START Available data
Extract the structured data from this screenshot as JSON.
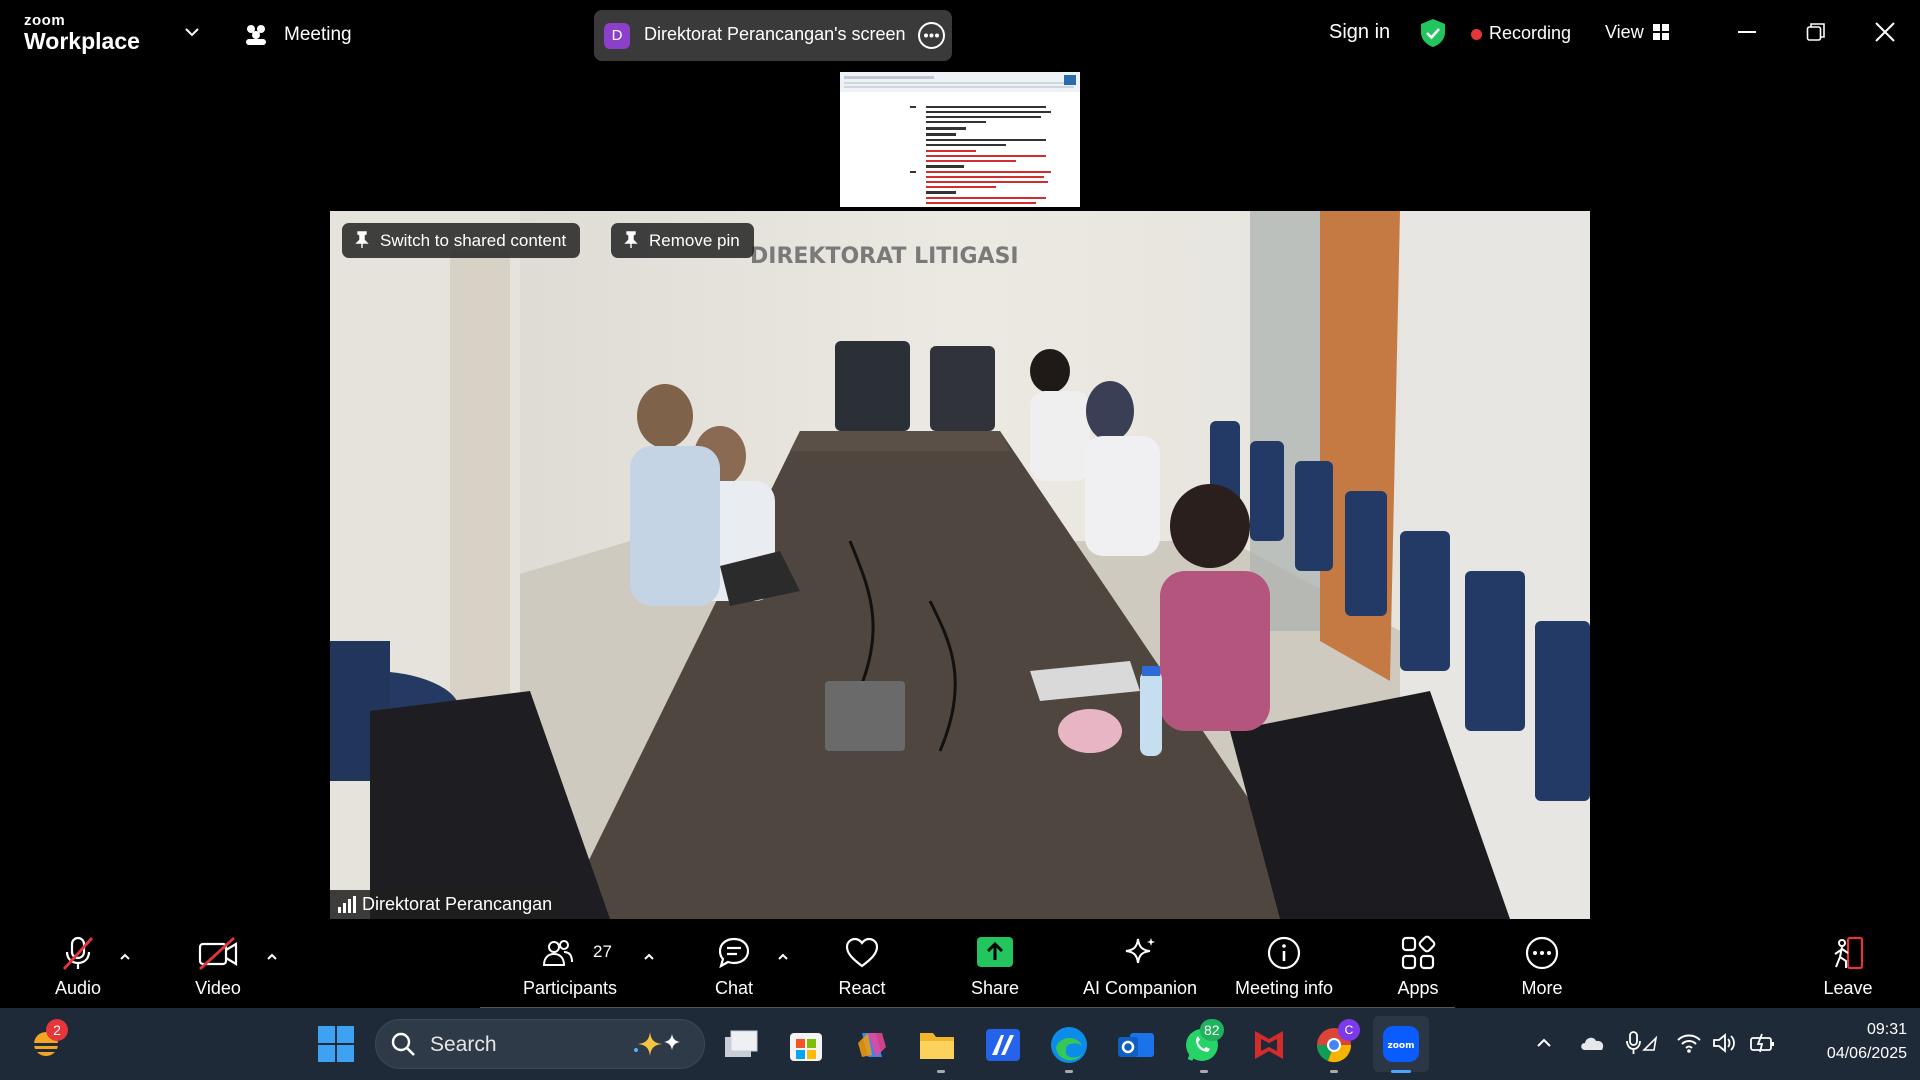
{
  "titlebar": {
    "logo_small": "zoom",
    "logo_big": "Workplace",
    "meeting_label": "Meeting",
    "screen_avatar": "D",
    "screen_label": "Direktorat Perancangan's screen",
    "signin": "Sign in",
    "recording": "Recording",
    "view": "View"
  },
  "video": {
    "switch_label": "Switch to shared content",
    "remove_pin_label": "Remove pin",
    "participant_name": "Direktorat Perancangan",
    "wall_sign": "DIREKTORAT LITIGASI"
  },
  "toolbar": {
    "audio": "Audio",
    "video": "Video",
    "participants": "Participants",
    "participants_count": "27",
    "chat": "Chat",
    "react": "React",
    "share": "Share",
    "ai_companion": "AI Companion",
    "meeting_info": "Meeting info",
    "apps": "Apps",
    "more": "More",
    "leave": "Leave"
  },
  "taskbar": {
    "search": "Search",
    "weather_badge": "2",
    "whatsapp_badge": "82",
    "chrome_badge": "C",
    "time": "09:31",
    "date": "04/06/2025"
  },
  "colors": {
    "recording_dot": "#e5363b",
    "shield": "#22c55e",
    "share_button": "#22c55e",
    "leave_icon": "#e5363b",
    "screen_avatar": "#8c3fc9",
    "taskbar": "#1f2a38"
  }
}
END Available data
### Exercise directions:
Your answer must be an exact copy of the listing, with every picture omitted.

### Response to the task:
Extract the structured data from this screenshot as JSON.
{
  "titlebar": {
    "logo_small": "zoom",
    "logo_big": "Workplace",
    "meeting_label": "Meeting",
    "screen_avatar": "D",
    "screen_label": "Direktorat Perancangan's screen",
    "signin": "Sign in",
    "recording": "Recording",
    "view": "View"
  },
  "video": {
    "switch_label": "Switch to shared content",
    "remove_pin_label": "Remove pin",
    "participant_name": "Direktorat Perancangan",
    "wall_sign": "DIREKTORAT LITIGASI"
  },
  "toolbar": {
    "audio": "Audio",
    "video": "Video",
    "participants": "Participants",
    "participants_count": "27",
    "chat": "Chat",
    "react": "React",
    "share": "Share",
    "ai_companion": "AI Companion",
    "meeting_info": "Meeting info",
    "apps": "Apps",
    "more": "More",
    "leave": "Leave"
  },
  "taskbar": {
    "search": "Search",
    "weather_badge": "2",
    "whatsapp_badge": "82",
    "chrome_badge": "C",
    "time": "09:31",
    "date": "04/06/2025"
  },
  "colors": {
    "recording_dot": "#e5363b",
    "shield": "#22c55e",
    "share_button": "#22c55e",
    "leave_icon": "#e5363b",
    "screen_avatar": "#8c3fc9",
    "taskbar": "#1f2a38"
  }
}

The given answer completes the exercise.